Among the entries below, find the lines that hold the word "dersi" and report them.

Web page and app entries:
================================

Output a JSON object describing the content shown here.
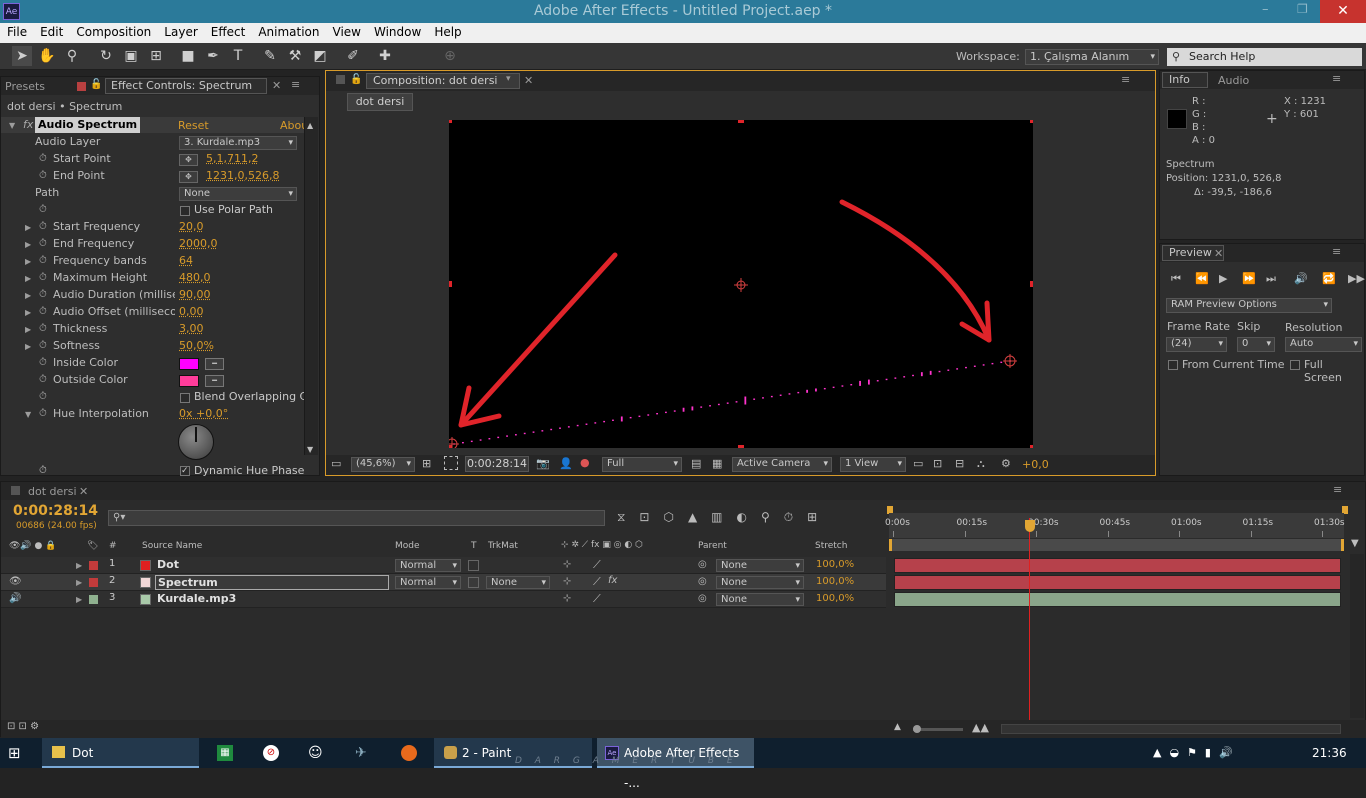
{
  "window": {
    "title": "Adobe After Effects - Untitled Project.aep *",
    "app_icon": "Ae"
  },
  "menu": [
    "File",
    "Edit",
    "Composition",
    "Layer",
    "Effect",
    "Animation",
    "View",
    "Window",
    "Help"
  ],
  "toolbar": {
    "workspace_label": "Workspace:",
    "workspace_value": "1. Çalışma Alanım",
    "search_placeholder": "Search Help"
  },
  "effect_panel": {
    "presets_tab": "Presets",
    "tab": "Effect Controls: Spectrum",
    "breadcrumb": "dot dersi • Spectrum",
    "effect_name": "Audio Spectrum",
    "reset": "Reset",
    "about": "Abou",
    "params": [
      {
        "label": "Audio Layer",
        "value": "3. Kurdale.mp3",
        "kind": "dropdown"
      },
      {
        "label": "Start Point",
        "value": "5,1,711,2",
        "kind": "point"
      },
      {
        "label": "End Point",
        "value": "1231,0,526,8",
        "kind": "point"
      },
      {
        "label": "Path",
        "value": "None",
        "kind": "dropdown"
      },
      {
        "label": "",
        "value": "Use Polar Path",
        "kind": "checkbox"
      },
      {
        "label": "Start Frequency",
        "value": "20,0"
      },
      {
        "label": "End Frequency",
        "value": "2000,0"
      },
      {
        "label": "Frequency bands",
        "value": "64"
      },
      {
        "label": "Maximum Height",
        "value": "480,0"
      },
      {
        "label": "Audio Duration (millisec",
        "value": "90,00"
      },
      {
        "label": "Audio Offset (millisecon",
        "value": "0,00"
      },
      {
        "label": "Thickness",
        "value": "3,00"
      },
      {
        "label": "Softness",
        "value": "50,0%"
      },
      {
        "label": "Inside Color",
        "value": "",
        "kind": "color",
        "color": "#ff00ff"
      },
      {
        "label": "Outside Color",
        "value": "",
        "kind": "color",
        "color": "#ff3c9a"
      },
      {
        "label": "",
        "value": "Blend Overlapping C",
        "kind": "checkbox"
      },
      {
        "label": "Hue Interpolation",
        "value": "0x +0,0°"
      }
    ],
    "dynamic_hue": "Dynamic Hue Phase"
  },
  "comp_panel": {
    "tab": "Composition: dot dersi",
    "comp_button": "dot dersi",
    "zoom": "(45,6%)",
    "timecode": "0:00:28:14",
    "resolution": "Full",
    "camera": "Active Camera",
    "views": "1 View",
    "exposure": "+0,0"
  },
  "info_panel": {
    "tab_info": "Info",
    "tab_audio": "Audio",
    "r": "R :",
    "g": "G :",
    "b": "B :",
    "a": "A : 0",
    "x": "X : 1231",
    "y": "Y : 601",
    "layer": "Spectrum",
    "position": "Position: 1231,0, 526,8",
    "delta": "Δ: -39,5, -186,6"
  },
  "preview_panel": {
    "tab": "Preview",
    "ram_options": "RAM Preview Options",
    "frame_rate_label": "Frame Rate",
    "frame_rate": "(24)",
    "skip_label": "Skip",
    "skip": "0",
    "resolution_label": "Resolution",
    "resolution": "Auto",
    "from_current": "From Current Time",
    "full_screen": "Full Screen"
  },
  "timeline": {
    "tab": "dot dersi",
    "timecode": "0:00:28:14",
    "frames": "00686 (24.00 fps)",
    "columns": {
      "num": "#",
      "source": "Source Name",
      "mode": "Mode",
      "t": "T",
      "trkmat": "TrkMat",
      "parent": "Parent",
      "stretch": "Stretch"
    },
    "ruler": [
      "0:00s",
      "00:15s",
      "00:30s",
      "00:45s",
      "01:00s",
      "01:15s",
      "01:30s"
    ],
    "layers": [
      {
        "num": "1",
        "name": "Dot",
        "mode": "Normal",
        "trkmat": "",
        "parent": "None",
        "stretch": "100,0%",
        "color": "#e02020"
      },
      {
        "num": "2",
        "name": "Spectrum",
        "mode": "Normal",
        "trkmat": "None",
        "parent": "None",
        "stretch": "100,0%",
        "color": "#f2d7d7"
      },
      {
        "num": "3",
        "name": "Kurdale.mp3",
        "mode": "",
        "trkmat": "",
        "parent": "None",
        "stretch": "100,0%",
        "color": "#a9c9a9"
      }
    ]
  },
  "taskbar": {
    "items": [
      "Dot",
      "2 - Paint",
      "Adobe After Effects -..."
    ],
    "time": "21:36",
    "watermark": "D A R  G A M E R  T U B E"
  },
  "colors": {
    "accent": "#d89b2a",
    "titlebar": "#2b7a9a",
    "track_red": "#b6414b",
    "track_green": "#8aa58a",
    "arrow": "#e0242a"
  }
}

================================

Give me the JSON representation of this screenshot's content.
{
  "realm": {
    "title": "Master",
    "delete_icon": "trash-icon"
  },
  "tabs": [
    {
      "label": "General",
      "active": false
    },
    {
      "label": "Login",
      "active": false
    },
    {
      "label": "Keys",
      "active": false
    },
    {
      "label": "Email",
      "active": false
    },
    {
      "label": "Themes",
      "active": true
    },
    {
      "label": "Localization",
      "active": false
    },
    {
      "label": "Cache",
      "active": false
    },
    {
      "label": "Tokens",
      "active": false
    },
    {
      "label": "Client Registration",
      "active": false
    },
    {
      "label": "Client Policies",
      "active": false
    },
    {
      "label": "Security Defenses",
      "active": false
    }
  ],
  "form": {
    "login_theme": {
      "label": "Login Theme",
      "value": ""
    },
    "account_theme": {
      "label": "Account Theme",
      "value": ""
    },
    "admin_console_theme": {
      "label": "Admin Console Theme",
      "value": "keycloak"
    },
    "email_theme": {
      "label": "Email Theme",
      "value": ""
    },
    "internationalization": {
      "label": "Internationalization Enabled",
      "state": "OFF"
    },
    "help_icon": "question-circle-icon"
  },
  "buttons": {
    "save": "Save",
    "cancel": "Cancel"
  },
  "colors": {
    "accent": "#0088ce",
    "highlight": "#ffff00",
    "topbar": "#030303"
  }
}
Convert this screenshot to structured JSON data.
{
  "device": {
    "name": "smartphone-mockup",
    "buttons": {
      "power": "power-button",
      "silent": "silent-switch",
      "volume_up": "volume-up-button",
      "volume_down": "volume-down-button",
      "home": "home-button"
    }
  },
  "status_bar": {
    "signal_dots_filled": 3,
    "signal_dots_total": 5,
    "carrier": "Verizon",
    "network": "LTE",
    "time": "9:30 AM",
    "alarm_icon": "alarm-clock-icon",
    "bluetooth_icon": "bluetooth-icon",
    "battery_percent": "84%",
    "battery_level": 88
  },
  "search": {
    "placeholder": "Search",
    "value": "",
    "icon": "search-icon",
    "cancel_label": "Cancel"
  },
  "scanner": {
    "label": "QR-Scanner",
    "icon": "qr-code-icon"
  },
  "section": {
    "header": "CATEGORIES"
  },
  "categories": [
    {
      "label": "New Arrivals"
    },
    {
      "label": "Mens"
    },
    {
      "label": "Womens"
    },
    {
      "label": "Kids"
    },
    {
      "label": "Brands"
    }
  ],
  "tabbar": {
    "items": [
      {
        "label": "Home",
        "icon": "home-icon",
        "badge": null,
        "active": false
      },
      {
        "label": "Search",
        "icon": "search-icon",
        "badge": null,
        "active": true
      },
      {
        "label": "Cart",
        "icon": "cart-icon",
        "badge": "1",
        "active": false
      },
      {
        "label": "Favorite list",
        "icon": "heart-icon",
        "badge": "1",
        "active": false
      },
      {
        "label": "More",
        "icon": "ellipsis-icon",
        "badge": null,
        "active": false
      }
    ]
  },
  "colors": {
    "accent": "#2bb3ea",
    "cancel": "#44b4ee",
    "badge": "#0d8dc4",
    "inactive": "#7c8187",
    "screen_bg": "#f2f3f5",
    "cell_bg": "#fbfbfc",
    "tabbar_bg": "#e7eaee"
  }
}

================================

## [Exercise solution]
    "breadcrumb": "dot dersi • Spectrum",
    "tab": "Composition: dot dersi",
    "comp_button": "dot dersi",
    "tab": "dot dersi",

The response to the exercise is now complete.